Because our organization only sends out emails by the hundreds, not thousands, we are probably going to go with a different provider altogether. And really, if this has been an issue for us, I can't imagine how many people are affected and don't know.
Thanks again for your responses to this ongoing issue.
02-20-2012 03:02 PM
re: "It's not an "IP reputation" issue due to volume".
Sorry you got that impression from my post. I meant that to mean as the population grows so do the bad guys. I've seen posters here ask questions that could only indicate they are buying lists and sending to non- opt in lists. It would be naive to think that all users of the system are following the terms and conditions.
Hey let's hope I'm wrong. I've love to be.
02-20-2012 03:25 PM
Tony, I wasn't sure if you implied "reputation" in your post or now, but brought it up, as IP reputation is indeed part of the bigger picture of deliverability and even specific to this discussion, in that IronPort (SpamCop) has a big IP reputation engine at SenderBase.org.
As for belief that *all* CC customers will dutifully follow the rules, no, I'm not that naive, but really, true spammers utilize much more efficient modes of transmitting their spew, and they wouldn't be likely to pay a reputable ESP like CC based on their list size. I have never, ever received a single piece of spam sent through CC, period. That's one reason I'm in favor of reputable ESPs being treated a little differently by the spam-fighting community. A "one size fits all" solution to fighting spam is silly, and I'm much more about practical compromises where everyone wins. Right now, many of us are losing.

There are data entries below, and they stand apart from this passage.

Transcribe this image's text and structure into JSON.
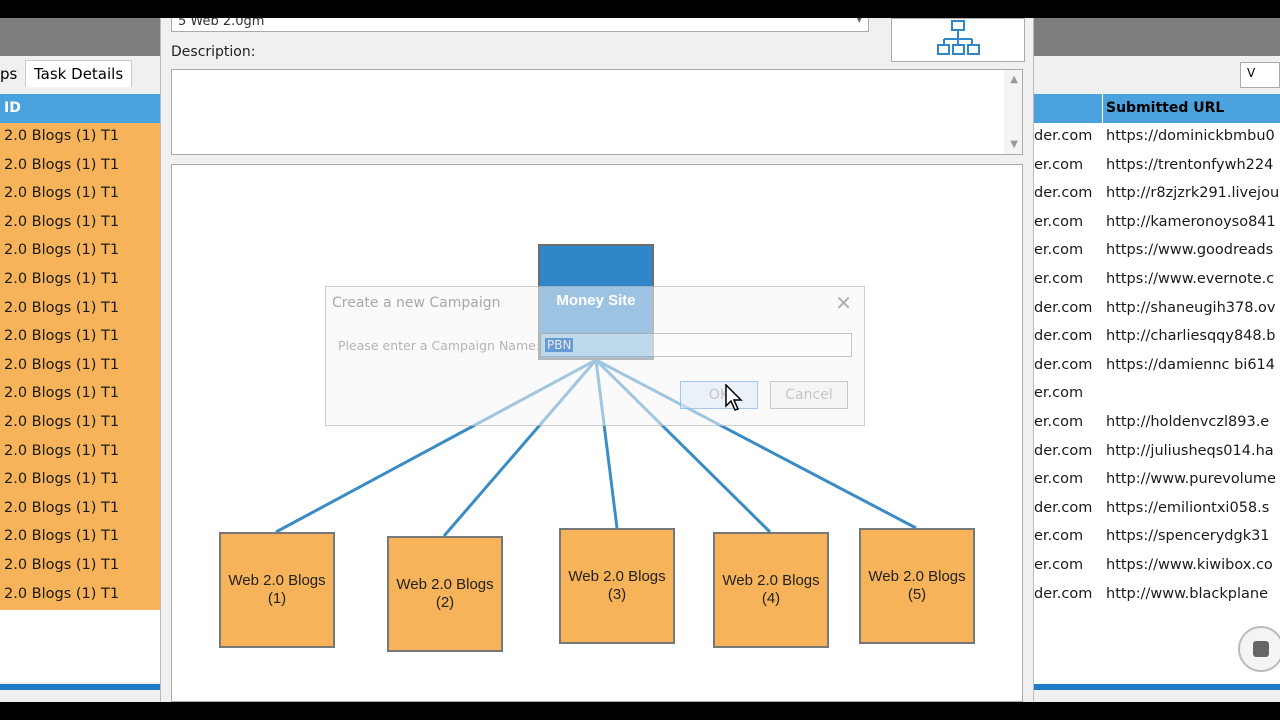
{
  "app": {
    "tabs": [
      {
        "label": "ps"
      },
      {
        "label": "Task Details"
      }
    ],
    "left_header": "ID",
    "task_rows": [
      "2.0 Blogs (1) T1",
      "2.0 Blogs (1) T1",
      "2.0 Blogs (1) T1",
      "2.0 Blogs (1) T1",
      "2.0 Blogs (1) T1",
      "2.0 Blogs (1) T1",
      "2.0 Blogs (1) T1",
      "2.0 Blogs (1) T1",
      "2.0 Blogs (1) T1",
      "2.0 Blogs (1) T1",
      "2.0 Blogs (1) T1",
      "2.0 Blogs (1) T1",
      "2.0 Blogs (1) T1",
      "2.0 Blogs (1) T1",
      "2.0 Blogs (1) T1",
      "2.0 Blogs (1) T1",
      "2.0 Blogs (1) T1"
    ],
    "right_button": "V",
    "right_header": "Submitted URL",
    "url_rows": [
      {
        "domain": "der.com",
        "url": "https://dominickbmbu0"
      },
      {
        "domain": "er.com",
        "url": "https://trentonfywh224"
      },
      {
        "domain": "der.com",
        "url": "http://r8zjzrk291.livejou"
      },
      {
        "domain": "er.com",
        "url": "http://kameronoyso841"
      },
      {
        "domain": "er.com",
        "url": "https://www.goodreads"
      },
      {
        "domain": "er.com",
        "url": "https://www.evernote.c"
      },
      {
        "domain": "der.com",
        "url": "http://shaneugih378.ov"
      },
      {
        "domain": "der.com",
        "url": "http://charliesqqy848.b"
      },
      {
        "domain": "der.com",
        "url": "https://damiennc bi614"
      },
      {
        "domain": "er.com",
        "url": ""
      },
      {
        "domain": "er.com",
        "url": "http://holdenvczl893.e"
      },
      {
        "domain": "der.com",
        "url": "http://juliusheqs014.ha"
      },
      {
        "domain": "er.com",
        "url": "http://www.purevolume"
      },
      {
        "domain": "der.com",
        "url": "https://emiliontxi058.s"
      },
      {
        "domain": "er.com",
        "url": "https://spencerydgk31"
      },
      {
        "domain": "er.com",
        "url": "https://www.kiwibox.co"
      },
      {
        "domain": "der.com",
        "url": "http://www.blackplane"
      }
    ]
  },
  "dialog": {
    "template_value": "5 Web 2.0gm",
    "description_label": "Description:",
    "diagram": {
      "root": "Money Site",
      "nodes": [
        {
          "line1": "Web 2.0 Blogs",
          "line2": "(1)"
        },
        {
          "line1": "Web 2.0 Blogs",
          "line2": "(2)"
        },
        {
          "line1": "Web 2.0 Blogs",
          "line2": "(3)"
        },
        {
          "line1": "Web 2.0 Blogs",
          "line2": "(4)"
        },
        {
          "line1": "Web 2.0 Blogs",
          "line2": "(5)"
        }
      ]
    }
  },
  "modal": {
    "title": "Create a new Campaign",
    "close": "✕",
    "prompt": "Please enter a Campaign Name:",
    "name_value": "PBN",
    "ok_label": "OK",
    "cancel_label": "Cancel"
  },
  "colors": {
    "header_blue": "#4aa3df",
    "tier_orange": "#f7b35a",
    "money_blue": "#2f87c9",
    "link_blue": "#3a8cc4"
  }
}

02-21-2012 11:30 AM
Bad news! Today (Tuesday morning, 2/21), FOUR of the outbound CC servers are listed on SpamCop:
So, until those listings expire, our odds of having delivery problems are significantly increased. I'll warn my communications team not to broadcast anything until there are fewer servers affected.
02-21-2012 11:42 AM
Figures, I sent a newsletter out this morning and it has one the highest bounce rates I've ever had. I know that many of these people that are listed under Non-existant address really do have a good email address.
/me tosses money in the wind again.
02-21-2012 12:38 PM
Just to clarify--the issue with people being listed as "non-existent" (in a somewhat misleading manner, IMO) doesn't have anything to do with this SpamCop problem. If you can contact those people successfully outside of CC, then contact CC support, you can get them restored do being deliverable.
02-22-2012 03:08 PM
We just got bit by this yet again. We sent out a brief notice about the death of one of our retired pastors, and because it happened to get routed out through ccm27.constantcontact.com, one of the two servers on SpamCop's Blocklist today, an unknown number of our recipients won't know that this person has died, won't tell their church members, won't be able to send cards and flowers, and won't attend the memorial service. I guess we shouldn't be using CC for important notifications? Just frivolous marketing messages? Not happy here in Phoenix.
02-23-2012 02:29 PM
Update: My department wants to send out some announcements via CC today, but there are currently three CC servers on the SpamCop blocklist:
and I just dragged an announcement (broadcast using CC) from another church-based organization out of my junk folder because it got sent through one of those thrree servers. This situation has now officially gotten worse again, after being a bit better in December/January.
Please, CC, the house is on fire--call the fire department (or at least get in touch with Cisco/Ironport and see if they can get control over their rogue SpamCop operation).